• Exercise
Using the data beneath, show every line that includes the word "right".

• Available records

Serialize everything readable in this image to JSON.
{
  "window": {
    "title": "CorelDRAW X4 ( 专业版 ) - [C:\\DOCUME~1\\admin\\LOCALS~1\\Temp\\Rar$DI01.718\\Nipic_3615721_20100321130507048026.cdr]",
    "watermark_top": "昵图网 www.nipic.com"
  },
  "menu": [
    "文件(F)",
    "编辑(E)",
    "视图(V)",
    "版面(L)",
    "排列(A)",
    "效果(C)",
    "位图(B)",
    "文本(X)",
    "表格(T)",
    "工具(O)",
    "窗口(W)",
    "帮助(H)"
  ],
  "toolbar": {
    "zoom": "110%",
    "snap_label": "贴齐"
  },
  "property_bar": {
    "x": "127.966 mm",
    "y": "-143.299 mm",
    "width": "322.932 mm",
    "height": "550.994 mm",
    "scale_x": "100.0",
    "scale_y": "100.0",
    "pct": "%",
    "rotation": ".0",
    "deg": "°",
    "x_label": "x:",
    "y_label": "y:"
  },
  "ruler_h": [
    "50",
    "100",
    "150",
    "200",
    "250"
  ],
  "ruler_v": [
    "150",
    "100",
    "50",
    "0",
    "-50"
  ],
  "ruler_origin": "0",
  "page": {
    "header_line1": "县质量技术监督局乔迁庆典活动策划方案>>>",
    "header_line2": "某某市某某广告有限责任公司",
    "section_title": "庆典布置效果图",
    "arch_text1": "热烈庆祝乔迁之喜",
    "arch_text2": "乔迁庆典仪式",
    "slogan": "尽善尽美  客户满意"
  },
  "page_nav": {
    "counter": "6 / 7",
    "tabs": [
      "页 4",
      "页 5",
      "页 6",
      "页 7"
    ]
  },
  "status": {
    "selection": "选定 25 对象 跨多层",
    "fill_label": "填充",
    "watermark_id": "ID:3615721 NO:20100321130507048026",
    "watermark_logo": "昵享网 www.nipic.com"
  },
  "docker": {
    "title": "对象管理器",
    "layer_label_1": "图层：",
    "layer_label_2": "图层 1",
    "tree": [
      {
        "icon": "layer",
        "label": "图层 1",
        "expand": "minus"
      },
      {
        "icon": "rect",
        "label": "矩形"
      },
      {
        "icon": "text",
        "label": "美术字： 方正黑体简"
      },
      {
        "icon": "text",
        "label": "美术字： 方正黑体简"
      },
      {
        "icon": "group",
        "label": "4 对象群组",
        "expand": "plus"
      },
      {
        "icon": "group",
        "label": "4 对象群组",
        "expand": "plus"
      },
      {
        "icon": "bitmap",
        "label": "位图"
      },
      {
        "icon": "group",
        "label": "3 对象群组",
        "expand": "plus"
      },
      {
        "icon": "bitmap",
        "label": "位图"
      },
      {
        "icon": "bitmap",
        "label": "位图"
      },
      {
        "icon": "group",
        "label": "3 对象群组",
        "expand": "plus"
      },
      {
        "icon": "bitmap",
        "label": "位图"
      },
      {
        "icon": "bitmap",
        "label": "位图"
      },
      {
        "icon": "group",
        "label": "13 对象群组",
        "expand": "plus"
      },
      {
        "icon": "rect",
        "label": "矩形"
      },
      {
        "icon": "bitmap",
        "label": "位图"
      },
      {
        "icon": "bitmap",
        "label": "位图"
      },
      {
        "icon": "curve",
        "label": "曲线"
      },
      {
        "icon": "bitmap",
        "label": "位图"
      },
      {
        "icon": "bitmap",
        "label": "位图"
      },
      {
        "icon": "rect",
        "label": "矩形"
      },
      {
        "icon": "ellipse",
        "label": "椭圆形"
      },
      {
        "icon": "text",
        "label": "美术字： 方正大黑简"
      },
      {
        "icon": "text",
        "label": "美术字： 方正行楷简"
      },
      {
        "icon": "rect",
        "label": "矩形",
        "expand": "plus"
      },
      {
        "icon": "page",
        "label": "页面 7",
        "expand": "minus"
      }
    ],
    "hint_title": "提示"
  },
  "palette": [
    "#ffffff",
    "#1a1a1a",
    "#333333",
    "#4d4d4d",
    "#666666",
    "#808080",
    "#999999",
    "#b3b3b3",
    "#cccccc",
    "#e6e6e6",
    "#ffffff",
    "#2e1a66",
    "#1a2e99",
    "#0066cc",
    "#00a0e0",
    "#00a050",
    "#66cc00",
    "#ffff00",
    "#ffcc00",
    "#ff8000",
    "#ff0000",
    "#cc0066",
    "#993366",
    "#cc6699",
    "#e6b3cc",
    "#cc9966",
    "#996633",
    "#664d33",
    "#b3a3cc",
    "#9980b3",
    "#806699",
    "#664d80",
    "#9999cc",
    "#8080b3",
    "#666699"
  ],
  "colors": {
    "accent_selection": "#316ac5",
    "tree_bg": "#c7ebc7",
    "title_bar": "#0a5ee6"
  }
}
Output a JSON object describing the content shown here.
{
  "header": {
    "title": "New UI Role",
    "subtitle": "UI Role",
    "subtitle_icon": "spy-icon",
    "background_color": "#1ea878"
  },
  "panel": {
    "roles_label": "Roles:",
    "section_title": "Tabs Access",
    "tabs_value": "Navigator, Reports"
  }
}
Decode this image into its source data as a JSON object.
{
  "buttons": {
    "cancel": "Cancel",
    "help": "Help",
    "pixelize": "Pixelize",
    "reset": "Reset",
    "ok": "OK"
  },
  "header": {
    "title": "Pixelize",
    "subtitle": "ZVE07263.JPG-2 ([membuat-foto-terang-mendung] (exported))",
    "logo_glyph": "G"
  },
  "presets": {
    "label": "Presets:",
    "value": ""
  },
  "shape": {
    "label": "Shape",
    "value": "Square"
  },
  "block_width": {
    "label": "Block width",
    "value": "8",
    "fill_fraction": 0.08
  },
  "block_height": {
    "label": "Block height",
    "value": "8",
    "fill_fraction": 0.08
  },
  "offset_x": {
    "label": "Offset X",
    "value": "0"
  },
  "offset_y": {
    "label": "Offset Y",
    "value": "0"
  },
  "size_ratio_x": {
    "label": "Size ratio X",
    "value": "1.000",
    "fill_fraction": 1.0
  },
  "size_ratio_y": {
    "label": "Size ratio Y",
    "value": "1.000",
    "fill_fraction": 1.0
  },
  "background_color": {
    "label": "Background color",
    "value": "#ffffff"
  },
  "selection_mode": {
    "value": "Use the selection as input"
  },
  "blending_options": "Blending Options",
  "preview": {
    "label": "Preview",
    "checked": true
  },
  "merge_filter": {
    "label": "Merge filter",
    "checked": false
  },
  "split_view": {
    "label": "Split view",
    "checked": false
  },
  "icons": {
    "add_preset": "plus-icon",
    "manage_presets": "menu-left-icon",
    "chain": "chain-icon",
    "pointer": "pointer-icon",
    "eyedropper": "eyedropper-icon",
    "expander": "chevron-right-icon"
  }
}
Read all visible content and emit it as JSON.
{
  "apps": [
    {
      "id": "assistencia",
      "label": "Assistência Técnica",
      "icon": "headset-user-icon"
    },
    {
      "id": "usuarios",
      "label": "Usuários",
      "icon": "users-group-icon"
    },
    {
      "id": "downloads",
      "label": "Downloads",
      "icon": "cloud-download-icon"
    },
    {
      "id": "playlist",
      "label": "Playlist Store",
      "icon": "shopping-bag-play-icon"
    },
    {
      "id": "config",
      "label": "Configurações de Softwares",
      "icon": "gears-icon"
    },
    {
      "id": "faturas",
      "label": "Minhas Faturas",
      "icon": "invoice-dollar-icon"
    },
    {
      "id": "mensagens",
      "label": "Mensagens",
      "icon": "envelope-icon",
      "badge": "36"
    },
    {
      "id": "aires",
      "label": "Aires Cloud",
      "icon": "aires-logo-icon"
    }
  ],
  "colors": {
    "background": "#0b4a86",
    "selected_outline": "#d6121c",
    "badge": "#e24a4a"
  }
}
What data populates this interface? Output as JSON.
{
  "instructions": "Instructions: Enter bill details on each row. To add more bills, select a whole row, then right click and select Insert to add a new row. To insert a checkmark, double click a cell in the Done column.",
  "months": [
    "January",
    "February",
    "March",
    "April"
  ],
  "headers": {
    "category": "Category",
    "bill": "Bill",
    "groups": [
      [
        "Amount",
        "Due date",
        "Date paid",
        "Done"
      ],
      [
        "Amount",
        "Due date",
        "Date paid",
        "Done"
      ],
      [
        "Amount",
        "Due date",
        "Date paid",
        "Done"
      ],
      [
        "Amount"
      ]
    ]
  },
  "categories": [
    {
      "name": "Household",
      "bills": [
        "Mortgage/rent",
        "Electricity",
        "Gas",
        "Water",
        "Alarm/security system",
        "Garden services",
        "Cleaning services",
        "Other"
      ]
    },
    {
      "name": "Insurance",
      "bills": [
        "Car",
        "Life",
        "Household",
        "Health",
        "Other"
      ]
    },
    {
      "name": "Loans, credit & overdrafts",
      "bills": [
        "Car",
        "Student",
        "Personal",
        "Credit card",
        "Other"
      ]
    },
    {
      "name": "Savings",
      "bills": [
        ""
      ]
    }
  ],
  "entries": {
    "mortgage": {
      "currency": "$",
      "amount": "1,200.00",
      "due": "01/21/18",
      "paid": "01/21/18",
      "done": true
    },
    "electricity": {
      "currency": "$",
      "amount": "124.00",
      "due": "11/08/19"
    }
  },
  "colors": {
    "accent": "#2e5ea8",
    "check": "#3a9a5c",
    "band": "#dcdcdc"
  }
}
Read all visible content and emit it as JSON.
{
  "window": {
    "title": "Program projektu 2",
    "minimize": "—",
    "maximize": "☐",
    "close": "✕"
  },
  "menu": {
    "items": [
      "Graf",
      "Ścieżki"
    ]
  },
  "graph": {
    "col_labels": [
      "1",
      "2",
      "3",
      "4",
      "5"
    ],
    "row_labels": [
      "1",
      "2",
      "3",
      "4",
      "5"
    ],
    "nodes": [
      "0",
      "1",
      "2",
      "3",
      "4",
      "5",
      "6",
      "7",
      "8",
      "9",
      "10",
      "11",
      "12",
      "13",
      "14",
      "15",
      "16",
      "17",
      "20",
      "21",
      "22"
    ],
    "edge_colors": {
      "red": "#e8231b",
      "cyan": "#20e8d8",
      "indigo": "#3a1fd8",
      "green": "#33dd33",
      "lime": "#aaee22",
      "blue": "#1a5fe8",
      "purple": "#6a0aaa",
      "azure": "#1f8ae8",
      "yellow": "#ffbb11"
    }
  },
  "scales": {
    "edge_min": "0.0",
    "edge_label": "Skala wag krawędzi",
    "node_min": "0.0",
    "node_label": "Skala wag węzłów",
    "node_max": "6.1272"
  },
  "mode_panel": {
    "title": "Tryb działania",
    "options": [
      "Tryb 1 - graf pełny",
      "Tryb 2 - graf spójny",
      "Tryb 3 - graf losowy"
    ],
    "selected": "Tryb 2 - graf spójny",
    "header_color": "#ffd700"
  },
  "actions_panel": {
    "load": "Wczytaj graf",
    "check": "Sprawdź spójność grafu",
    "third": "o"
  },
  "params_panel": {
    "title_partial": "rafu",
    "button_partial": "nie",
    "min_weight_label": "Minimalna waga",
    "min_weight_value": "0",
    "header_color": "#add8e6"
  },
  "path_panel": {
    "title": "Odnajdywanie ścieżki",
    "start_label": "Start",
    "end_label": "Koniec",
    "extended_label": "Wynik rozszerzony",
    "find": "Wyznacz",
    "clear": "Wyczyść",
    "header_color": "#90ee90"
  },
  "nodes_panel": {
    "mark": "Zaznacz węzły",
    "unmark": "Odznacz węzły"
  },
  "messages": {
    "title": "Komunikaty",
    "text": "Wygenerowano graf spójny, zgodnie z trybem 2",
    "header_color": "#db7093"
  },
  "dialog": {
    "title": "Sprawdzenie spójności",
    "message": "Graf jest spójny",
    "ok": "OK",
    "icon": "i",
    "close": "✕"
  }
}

• Expected answer
    "expander": "chevron-right-icon"
  "instructions": "Instructions: Enter bill details on each row. To add more bills, select a whole row, then right click and select Insert to add a new row. To insert a checkmark, double click a cell in the Done column.",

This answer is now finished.